Sweet alyssum: Perhaps the strongest scented annual in the late spring and summer garden, this low-growing white flower smells almost like honey. No wonder it's another bee magnet.

Comments

0 comments have been posted.

Newsletter Subscription

Sacramento Digs Gardening to your inbox.

Taste Winter! E-cookbook

Lemon coconut pancakes

Find our winter recipes here!

Local News

Ad for California Local

Thanks to our sponsor!

Summer Strong ad for BeWaterSmart.info

Dig In: Garden Checklist

For week of March 3:

* Celebrate the city flower! Catch the 100th Sacramento Camellia Show 3 to 6 p.m. Saturday, March 2, and 10 a.m to 5 p.m. Sunday, March 3, at the Scottish Rite Center, 6151 H St., Sacramento. Admission is free.

* Between showers, pick up fallen camellia blooms; that helps cut down on the spread of blossom blight that prematurely browns petals.

* Feed camellias after they bloom with fertilizer formulated for acid-loving plants.

* Camellias need little pruning. Remove dead wood and shape, if necessary.

* Tread lightly or not at all on wet ground; it compacts soil.

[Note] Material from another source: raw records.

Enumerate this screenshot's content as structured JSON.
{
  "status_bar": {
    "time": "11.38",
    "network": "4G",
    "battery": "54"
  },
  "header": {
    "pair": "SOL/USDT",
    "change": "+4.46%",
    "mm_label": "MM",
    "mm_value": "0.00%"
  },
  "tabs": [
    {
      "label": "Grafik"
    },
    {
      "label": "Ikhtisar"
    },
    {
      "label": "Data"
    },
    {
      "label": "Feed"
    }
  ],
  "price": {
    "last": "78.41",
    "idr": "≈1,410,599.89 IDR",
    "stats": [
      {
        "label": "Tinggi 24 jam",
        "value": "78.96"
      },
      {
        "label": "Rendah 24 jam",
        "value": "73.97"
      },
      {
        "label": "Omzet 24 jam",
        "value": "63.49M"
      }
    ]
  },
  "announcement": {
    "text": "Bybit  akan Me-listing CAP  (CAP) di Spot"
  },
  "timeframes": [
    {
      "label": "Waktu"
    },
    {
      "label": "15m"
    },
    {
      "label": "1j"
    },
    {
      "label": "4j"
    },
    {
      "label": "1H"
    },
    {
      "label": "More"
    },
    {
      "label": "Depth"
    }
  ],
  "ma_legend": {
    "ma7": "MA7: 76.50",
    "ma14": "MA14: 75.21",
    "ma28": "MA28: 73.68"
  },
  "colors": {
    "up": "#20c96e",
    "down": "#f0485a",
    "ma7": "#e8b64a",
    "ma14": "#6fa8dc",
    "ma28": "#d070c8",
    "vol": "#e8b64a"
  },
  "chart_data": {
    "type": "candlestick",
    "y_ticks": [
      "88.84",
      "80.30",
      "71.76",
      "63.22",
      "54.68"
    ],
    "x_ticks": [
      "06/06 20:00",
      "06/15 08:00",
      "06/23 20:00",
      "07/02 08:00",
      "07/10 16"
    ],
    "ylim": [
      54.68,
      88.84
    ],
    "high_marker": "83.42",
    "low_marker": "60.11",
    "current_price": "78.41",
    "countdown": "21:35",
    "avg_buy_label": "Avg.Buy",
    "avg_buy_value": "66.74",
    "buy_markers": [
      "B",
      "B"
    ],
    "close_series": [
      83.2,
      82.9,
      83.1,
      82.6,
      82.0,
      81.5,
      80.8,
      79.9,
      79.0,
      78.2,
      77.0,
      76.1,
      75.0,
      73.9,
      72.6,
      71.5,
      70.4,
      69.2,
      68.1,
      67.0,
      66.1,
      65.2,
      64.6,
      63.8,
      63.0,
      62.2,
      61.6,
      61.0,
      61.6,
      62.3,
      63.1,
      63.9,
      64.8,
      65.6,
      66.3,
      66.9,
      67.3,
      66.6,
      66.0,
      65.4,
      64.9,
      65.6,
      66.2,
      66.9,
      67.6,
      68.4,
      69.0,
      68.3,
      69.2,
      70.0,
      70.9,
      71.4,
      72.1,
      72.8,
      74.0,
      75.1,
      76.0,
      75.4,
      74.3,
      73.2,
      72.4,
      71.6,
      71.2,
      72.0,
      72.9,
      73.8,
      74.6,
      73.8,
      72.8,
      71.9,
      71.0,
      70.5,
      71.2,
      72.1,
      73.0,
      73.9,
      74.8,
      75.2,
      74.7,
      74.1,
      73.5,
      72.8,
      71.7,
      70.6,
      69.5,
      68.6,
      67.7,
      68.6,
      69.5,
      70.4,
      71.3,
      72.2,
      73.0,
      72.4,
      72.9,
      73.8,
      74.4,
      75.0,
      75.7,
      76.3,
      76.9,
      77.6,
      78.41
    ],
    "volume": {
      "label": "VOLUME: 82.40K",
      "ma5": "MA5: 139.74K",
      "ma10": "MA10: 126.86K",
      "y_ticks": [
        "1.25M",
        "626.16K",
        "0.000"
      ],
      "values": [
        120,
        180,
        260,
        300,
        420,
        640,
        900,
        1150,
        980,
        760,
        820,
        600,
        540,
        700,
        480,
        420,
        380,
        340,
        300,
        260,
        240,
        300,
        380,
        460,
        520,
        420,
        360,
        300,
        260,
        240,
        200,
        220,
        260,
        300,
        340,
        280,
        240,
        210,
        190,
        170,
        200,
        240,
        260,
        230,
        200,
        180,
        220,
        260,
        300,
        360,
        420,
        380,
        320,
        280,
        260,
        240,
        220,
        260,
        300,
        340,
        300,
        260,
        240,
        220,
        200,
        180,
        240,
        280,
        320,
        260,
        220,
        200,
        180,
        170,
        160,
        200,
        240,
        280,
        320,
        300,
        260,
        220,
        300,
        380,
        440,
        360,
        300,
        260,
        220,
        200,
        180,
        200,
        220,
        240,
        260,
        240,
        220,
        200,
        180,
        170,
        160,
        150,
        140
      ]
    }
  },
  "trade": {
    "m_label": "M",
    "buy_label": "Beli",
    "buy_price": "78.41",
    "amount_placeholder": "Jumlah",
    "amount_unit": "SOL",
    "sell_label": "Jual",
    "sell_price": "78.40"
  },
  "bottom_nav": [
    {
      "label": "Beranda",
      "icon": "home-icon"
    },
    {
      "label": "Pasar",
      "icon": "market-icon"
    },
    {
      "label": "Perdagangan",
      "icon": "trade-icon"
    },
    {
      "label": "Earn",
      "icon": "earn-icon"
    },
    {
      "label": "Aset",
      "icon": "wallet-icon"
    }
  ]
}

* Avoid digging in wet soil, too; wait until it clumps in your hand but doesn’t feel squishy.

* Note spots in your garden that stay wet after storms; improve drainage with the addition of organic matter such as compost.

* Keep an eye out for leaning trunks or ground disturbances around a tree’s base, a sign of shifting roots in the wet soil.

* Fertilize roses, annual flowers and berries as spring growth begins to appear.

* If aphids are attracted to new growth, knock them off with a strong spray of water or insecticidal soap. To make your own “bug soap,” use two tablespoons liquid soap – not detergent – to one quart water in a spray bottle. Shake it up before use. Among the liquid soaps that seem most effective are Dr. Bronner’s Pure-Castile Soaps; try the peppermint scent.

* Pull weeds now! Don’t let them get started. Take a hoe and whack them as soon as they sprout.

* Prune and fertilize spring-flowering shrubs after bloom.

* Cut back and fertilize perennial herbs to encourage new growth.

* Make plans for your summer garden. Once the soil is ready, start adding amendments such as compost.

* Indoors, start seeds for summer favorites such as tomatoes, peppers and squash as well as summer flowers.

Taste Spring! E-cookbook

Strawberries

Find our spring recipes here!

Taste Summer! E-cookbook

square-tomatoes-plate.jpg

Find our summer recipes here!

Taste Fall! E-cookbook

Muffins and pumpkin

Find our fall recipes here!